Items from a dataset
↓

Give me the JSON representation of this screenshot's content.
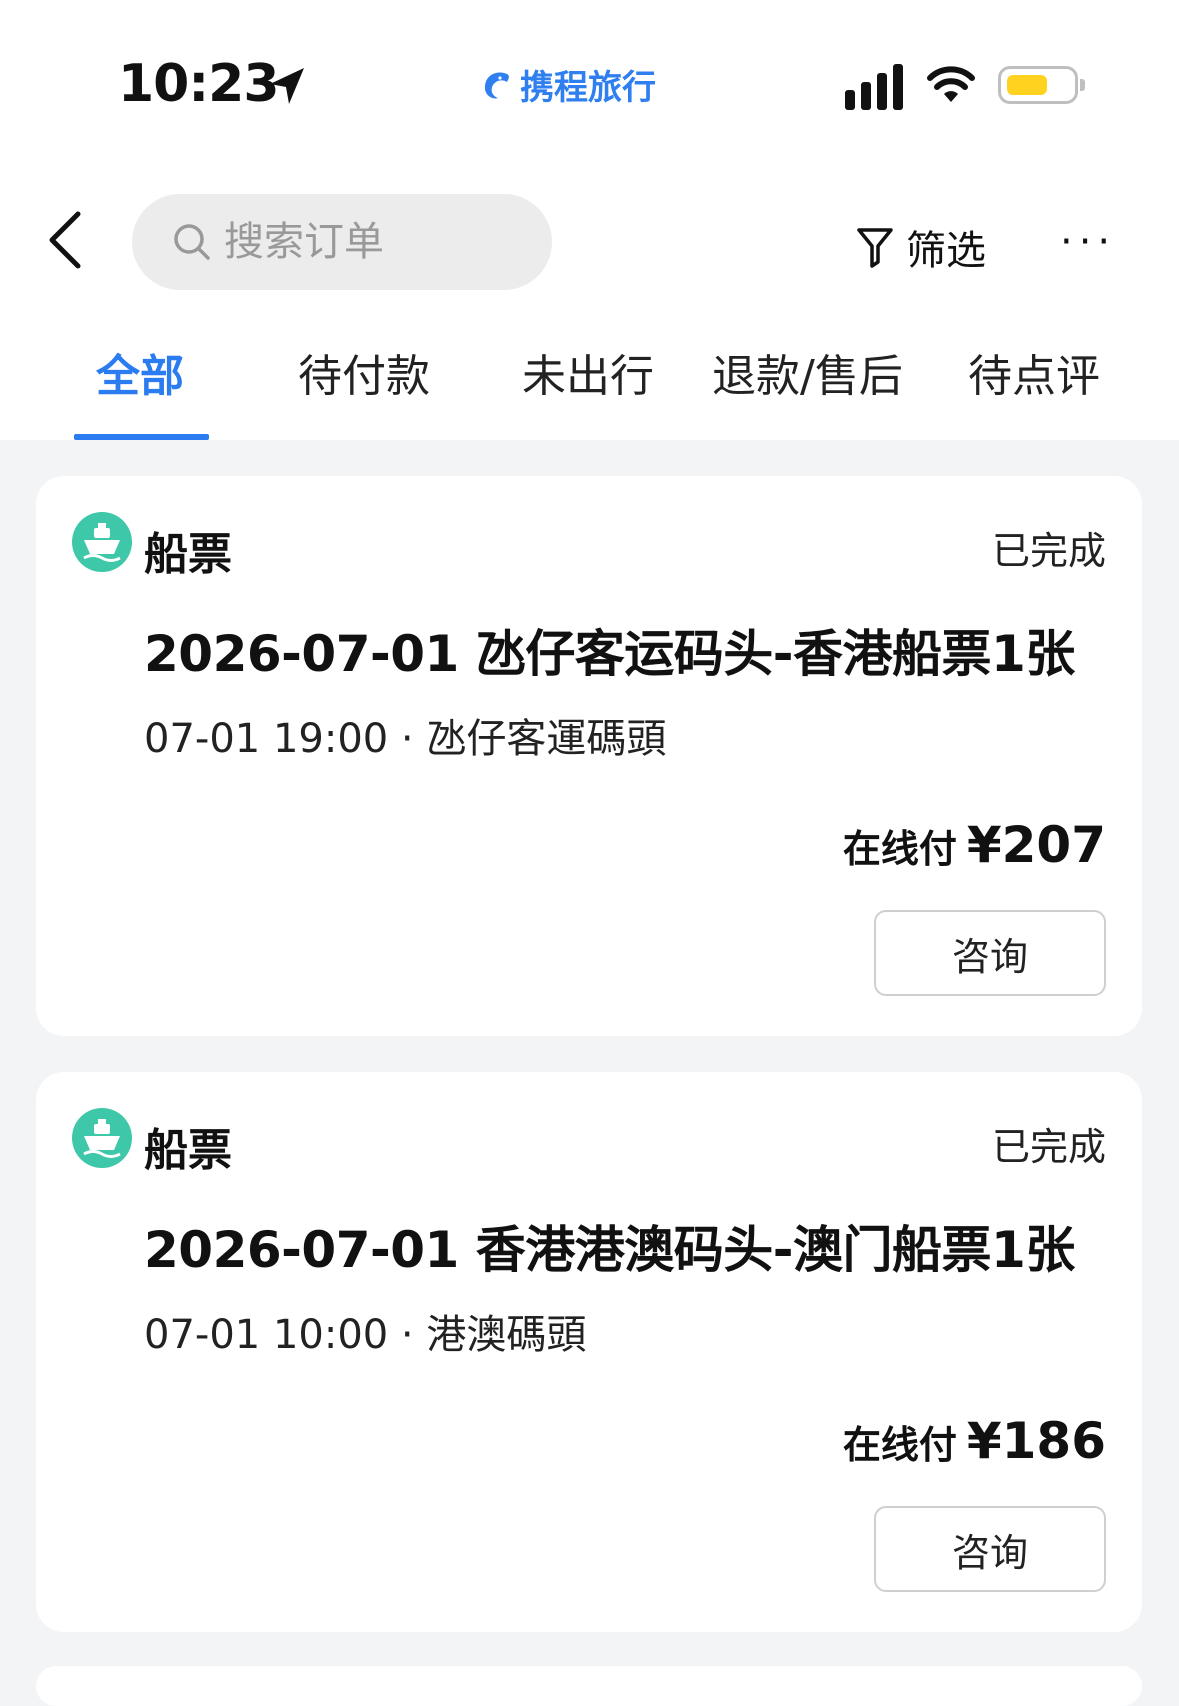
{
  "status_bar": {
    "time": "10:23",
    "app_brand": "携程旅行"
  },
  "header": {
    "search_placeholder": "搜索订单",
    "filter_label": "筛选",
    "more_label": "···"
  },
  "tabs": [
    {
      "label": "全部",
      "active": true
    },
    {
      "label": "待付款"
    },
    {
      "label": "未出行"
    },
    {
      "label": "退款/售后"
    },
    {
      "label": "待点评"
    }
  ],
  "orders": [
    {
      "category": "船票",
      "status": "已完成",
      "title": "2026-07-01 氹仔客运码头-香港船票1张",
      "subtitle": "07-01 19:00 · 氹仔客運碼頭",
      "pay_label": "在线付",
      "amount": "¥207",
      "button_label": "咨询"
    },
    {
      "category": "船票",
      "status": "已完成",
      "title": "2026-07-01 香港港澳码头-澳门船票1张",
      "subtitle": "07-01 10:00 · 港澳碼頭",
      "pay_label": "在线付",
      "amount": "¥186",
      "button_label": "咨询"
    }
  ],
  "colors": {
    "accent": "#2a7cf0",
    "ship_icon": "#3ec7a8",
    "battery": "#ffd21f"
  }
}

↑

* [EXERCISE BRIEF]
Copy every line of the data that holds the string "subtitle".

* [TASK ANSWER]
      "subtitle": "07-01 19:00 · 氹仔客運碼頭",
      "subtitle": "07-01 10:00 · 港澳碼頭",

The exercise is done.